To John Jay
Head Quarters West Point July 29th 1779
In mine of the 24th I had the honor to inform Congress that a considerable embarkation of the enemy had taken place on the 21st— This intelligence I received through Major Lee, a channel in most cases, good; but from all my subsequent inquiries I have reason to believe he was mistaken in this instance. The movement among their Shipping going down the river to New York, and some stir among the troops at the same time which still continues probably occasioned the mistake.1
I am informed that there are large Magazines of powder in the States of Massachusetts and Connecticut belonging to those States. The Continental Magazines are nearly empty, scarcely equal to the ordinary demands of the service; but there are operations, which may hereafter become practicable; and adviseable, that we should not be able to undertake for want of ammunition, unless we can derive a supply elsewhere. I mention this to Congress that if a loan could be obtained from any of the States and it is thought eligible to have one, measures may be taken accordingly.2 I have the honor to be With perfect respect & esteem Your Excellency’s Most Obet, servant
P.s. The Act of the 28th of June directing the commanding Officers of Regiments to give notice to their executive authorities of their respective States of the regimental vacancies that happen transmitted in your Excellency’s letter of the 30th—refers to a resolution of the 8th of March last. I do not recollect either to have received or to have seen the Resolution—and therefore take the liberty to request a copy of it.3
LS, in Richard Kidder Meade’s writing, DNA:PCC, item 152; Df, DLC:GW; copy, DNA:PCC, item 169; Varick transcript, DLC:GW. GW signed the cover of the LS. Congress read this letter on 3 Aug. and referred it to the Board of War (JCC, description begins Worthington Chauncey Ford et al., eds. Journals of the Continental Congress, 1774-1789. 34 vols. Washington, D.C., 1904–37. description ends 14:916).

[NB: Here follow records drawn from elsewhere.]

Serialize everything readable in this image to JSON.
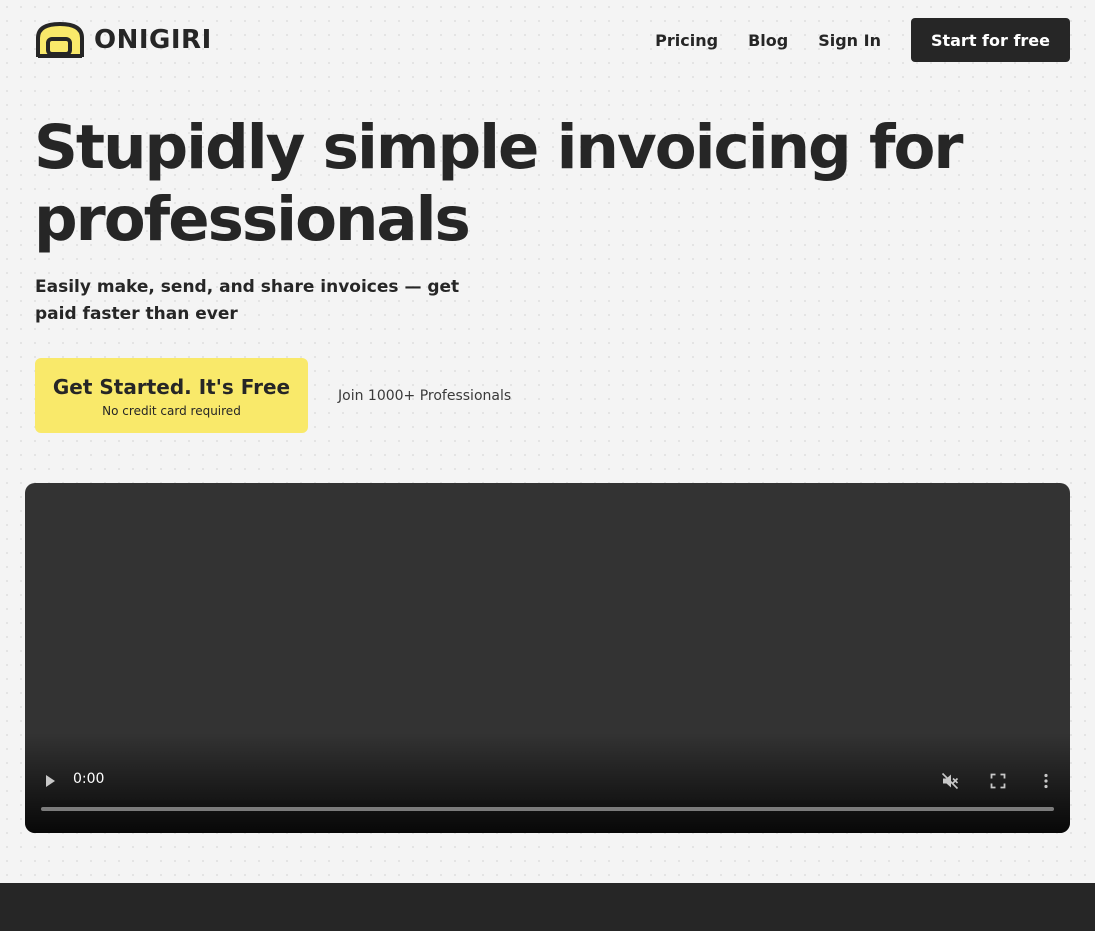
{
  "brand": {
    "name": "ONIGIRI",
    "accent": "#f9e96a",
    "dark": "#262626",
    "logo_icon": "onigiri-icon"
  },
  "nav": {
    "links": [
      {
        "label": "Pricing"
      },
      {
        "label": "Blog"
      },
      {
        "label": "Sign In"
      }
    ],
    "cta_label": "Start for free"
  },
  "hero": {
    "title": "Stupidly simple invoicing for professionals",
    "subtitle": "Easily make, send, and share invoices — get paid faster than ever",
    "cta_label": "Get Started. It's Free",
    "cta_note": "No credit card required",
    "social_proof": "Join 1000+ Professionals"
  },
  "video": {
    "current_time": "0:00",
    "progress": 0,
    "icons": [
      "play-icon",
      "volume-muted-icon",
      "fullscreen-icon",
      "more-vertical-icon"
    ]
  }
}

3. See Jay to GW, 30 June, and n.4 to that document, and 6 Aug. (DLC:GW). The resolution that Congress passed on 8 March established procedures for issuing military commissions in response to “some instances of forgeries of Commissions” (JCC, description begins Worthington Chauncey Ford et al., eds. Journals of the Continental Congress, 1774-1789. 34 vols. Washington, D.C., 1904–37. description ends 13:289–91).